A decade of extensive scientific research has demonstrated that methane emissions from the oil and gas supply chain have been substantially underestimated and has placed pressure on governments and industry to act. Because of methane’s potency and the feasibility and cost efficiency for reducing emissions of it, methane presents among the most powerful opportunities we have to slow the rate of planetary warming in our lifetimes.
Still, methane research continues — the more precisely we can identify global emission sources and quantify their volume, the more precise and effective mitigation efforts will be. And as this challenge is examined by different teams with different methods, we sometime have to address discrepancies among the results. Such is the case with two new papers that examine the proportion of rising atmospheric levels of methane associated with shale gas production in the United States. We know oil and gas methane emissions are higher than previously thought — and the scientific debate surrounding these papers is about where the global increases in emissions are coming from.

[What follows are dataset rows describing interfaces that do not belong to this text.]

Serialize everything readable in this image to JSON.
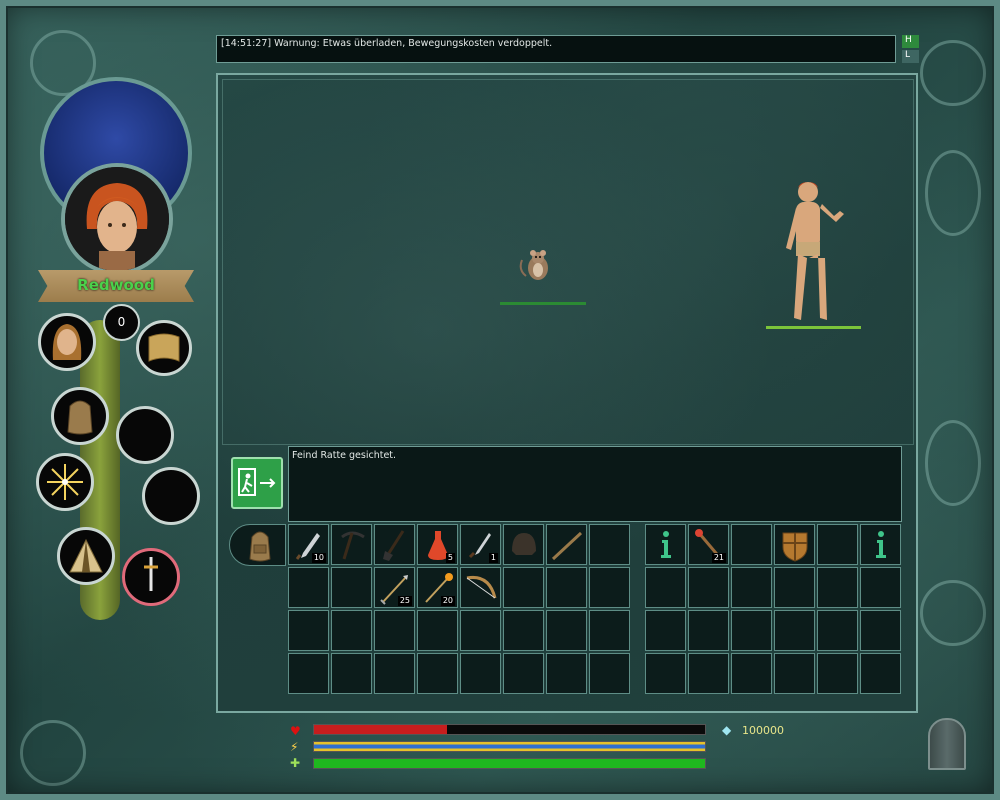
{
  "top_log": {
    "message": "[14:51:27] Warnung: Etwas überladen, Bewegungskosten verdoppelt."
  },
  "log_toggles": {
    "h": "H",
    "l": "L"
  },
  "character": {
    "name": "Redwood",
    "counter": "0"
  },
  "message_log": {
    "message": "Feind Ratte gesichtet."
  },
  "scene": {
    "enemy": {
      "name": "Ratte",
      "icon": "rat-icon"
    },
    "hero": {
      "icon": "hero-figure"
    }
  },
  "inventory": {
    "row1": [
      {
        "icon": "dagger-icon",
        "count": "10"
      },
      {
        "icon": "pickaxe-icon",
        "count": ""
      },
      {
        "icon": "shovel-icon",
        "count": ""
      },
      {
        "icon": "red-potion-icon",
        "count": "5"
      },
      {
        "icon": "throwing-knife-icon",
        "count": "1"
      },
      {
        "icon": "helmet-icon",
        "count": ""
      },
      {
        "icon": "staff-icon",
        "count": ""
      },
      {
        "icon": "",
        "count": ""
      }
    ],
    "row2": [
      {
        "icon": "",
        "count": ""
      },
      {
        "icon": "",
        "count": ""
      },
      {
        "icon": "arrows-icon",
        "count": "25"
      },
      {
        "icon": "fire-arrows-icon",
        "count": "20"
      },
      {
        "icon": "bow-icon",
        "count": ""
      },
      {
        "icon": "",
        "count": ""
      },
      {
        "icon": "",
        "count": ""
      },
      {
        "icon": "",
        "count": ""
      }
    ]
  },
  "equipment": {
    "row1": [
      {
        "icon": "info-icon",
        "count": ""
      },
      {
        "icon": "magic-staff-icon",
        "count": "21"
      },
      {
        "icon": "",
        "count": ""
      },
      {
        "icon": "shield-icon",
        "count": ""
      },
      {
        "icon": "",
        "count": ""
      },
      {
        "icon": "info-icon",
        "count": ""
      }
    ]
  },
  "stats": {
    "health": 0.34,
    "mana": 1.0,
    "stamina": 1.0,
    "colors": {
      "health": "#c61e1e",
      "mana": "#2f6fd0",
      "stamina": "#1fb81f"
    }
  },
  "gold": {
    "amount": "100000",
    "icon": "gem-icon"
  }
}
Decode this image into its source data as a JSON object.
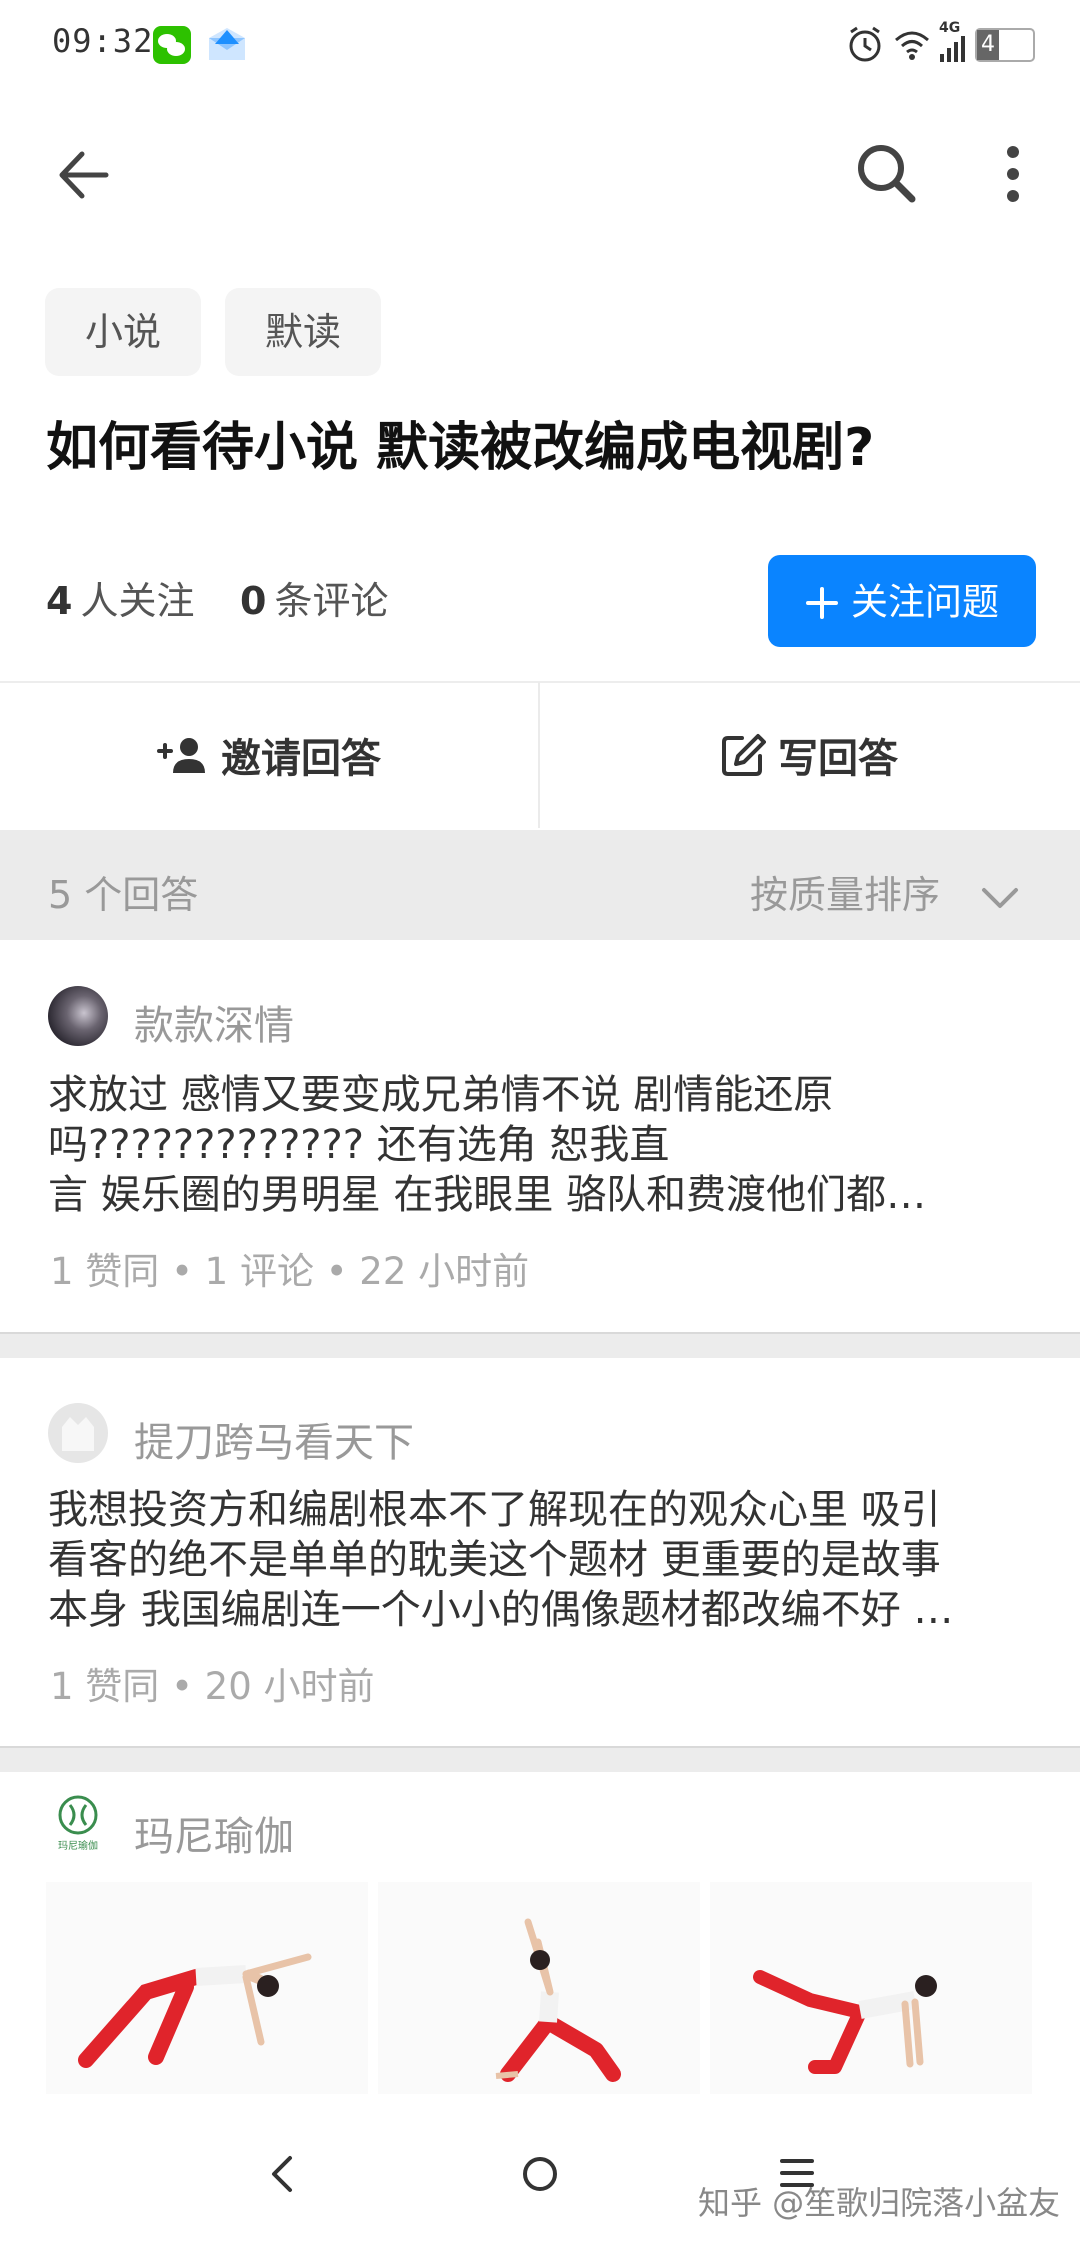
{
  "status_bar": {
    "time": "09:32",
    "network": "4G",
    "battery": "4"
  },
  "nav": {
    "back_icon": "back-arrow-icon",
    "search_icon": "search-icon",
    "more_icon": "more-vertical-icon"
  },
  "tags": [
    "小说",
    "默读"
  ],
  "question": {
    "title": "如何看待小说 默读被改编成电视剧?",
    "followers_count": "4",
    "followers_label": "人关注",
    "comments_count": "0",
    "comments_label": "条评论",
    "follow_button": "关注问题"
  },
  "actions": {
    "invite": "邀请回答",
    "write": "写回答"
  },
  "answers_header": {
    "count_text": "5  个回答",
    "sort_label": "按质量排序"
  },
  "answers": [
    {
      "author": "款款深情",
      "lines": [
        "求放过  感情又要变成兄弟情不说  剧情能还原",
        "吗?????????????  还有选角  恕我直",
        "言  娱乐圈的男明星  在我眼里  骆队和费渡他们都…"
      ],
      "meta": "1  赞同  •  1  评论  •  22  小时前"
    },
    {
      "author": "提刀跨马看天下",
      "lines": [
        "我想投资方和编剧根本不了解现在的观众心里  吸引",
        "看客的绝不是单单的耽美这个题材  更重要的是故事",
        "本身  我国编剧连一个小小的偶像题材都改编不好  …"
      ],
      "meta": "1  赞同  •  20  小时前"
    },
    {
      "author": "玛尼瑜伽",
      "logo_text": "玛尼瑜伽"
    }
  ],
  "watermark": "知乎 @笙歌归院落小盆友",
  "colors": {
    "accent": "#0a84ff",
    "divider": "#ebebeb",
    "muted": "#999999",
    "legging": "#e0242b"
  }
}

Atmospheric methane levels vis-a-vis U.S. shale gas
The two new papers, one published in Scientific Reports and one undergoing peer-review in Biogeosciences, reevaluate the U.S. shale gas industry’s contribution to surging global atmospheric methane concentrations and provide additional data to address the thesis that the shale gas boom is a major contributor put forward in a 2019 paper published by Robert Howarth. (An EDF scientist is a co-author of the Scientific Reports paper.)
The U.S. shale gas boom has indeed impacted the global energy industry — it was responsible for about two-thirds of the increase in global gas production between 2008 and2014. Howarth estimated that the U.S. shale boom contributed more than half of all of the increase in methane emissions from global fossil fuels (including oil and coal) and one-third of the total increase from all global emission sources (human caused and natural) during the same period.
Greatly expanded datasets used in the two new papers calculate increased emissions from expanded U.S. shale gas production of 6.8 million metric tons, only 72% of the emissions estimated in the Howarth paper.
Better datasets yield better insights
As a reference of the large magnitude, Howarth concluded that U.S. shale gas methane emissions increased by 9.4 million metric tons between 2008 and 2014. This is equivalent to about two-thirds of the total U.S. oil and gas methane emissions in 2015 as estimated in a comprehensive synthesis paper published in Science in 2018, an effort led by EDF scientists.
Total U.S. natural gas and oil production has increased by about 25% and 75%, respectively, over the same period. Howarth’s emissions estimate is thus not implausible; it’s not surprising for emissions to increase alongside production. Howarth, however, asserted that the evidence goes beyond this simple correlation, and this is where the new papers, based on exhaustive data, suggest different results.
To determine changes in methane emissions over time, Howarth relied on isotopic signatures — the difference in the average chemical structure of an atom inside of a methane molecule. Accurately determining average isotopic signatures requires large datasets. Higher uncertainty is associated with the Howarth conclusion because of the small number and limited geography of the data he relies on. The two new papers deploy datasets with about 100 times more data that is also more representative of the actual population being examined.
Additionally, the Biogeosciences paper estimates the emission trend from conventional oil and gas and coal at 6.9 million metric tons over the same period (18% less than Howarth). Importantly, both of the new papers also point out the limitations of using the isotope method per se for linking the shale gas boom with the observed global methane trend. Accounting for difficulties, including Howarth’s model’s parameterization and oversimplifications of the global methane sources and sinks, would lead to uncertainties that have not yet been quantified.
The scientific debate about how much of the rise in atmospheric methane concentrations is due to the oil and gas industry does not impact the robust conclusion that methane emissions from the oil and gas industry are currently high, much higher than previously thought. The Scientific Reports paper authors stress that “oil and gas industry expansion remains a significant factor in the complex patterns of global atmospheric methane emissions and concentrations, [and] fossil fuel methane sources may be mitigated with policy and best (or better) industrial practice that can effectively reduce emissions.”
No debate about the need to reduce methane
The more we know about methane emissions, the better. But it’s important that efforts to learn more about what is happening and why are not misinterpreted as a debate about the need to mitigate methane emissions. All three papers discussed point to emission levels that pose a significant threat to the climate.
Methane emissions from human activities are driving more than 25% of the warming we are witnessing now, and roughly 80% of the cost-effective reductions in methane emissions available today are to be found in the oil and gas supply chain. About that, there is no debate.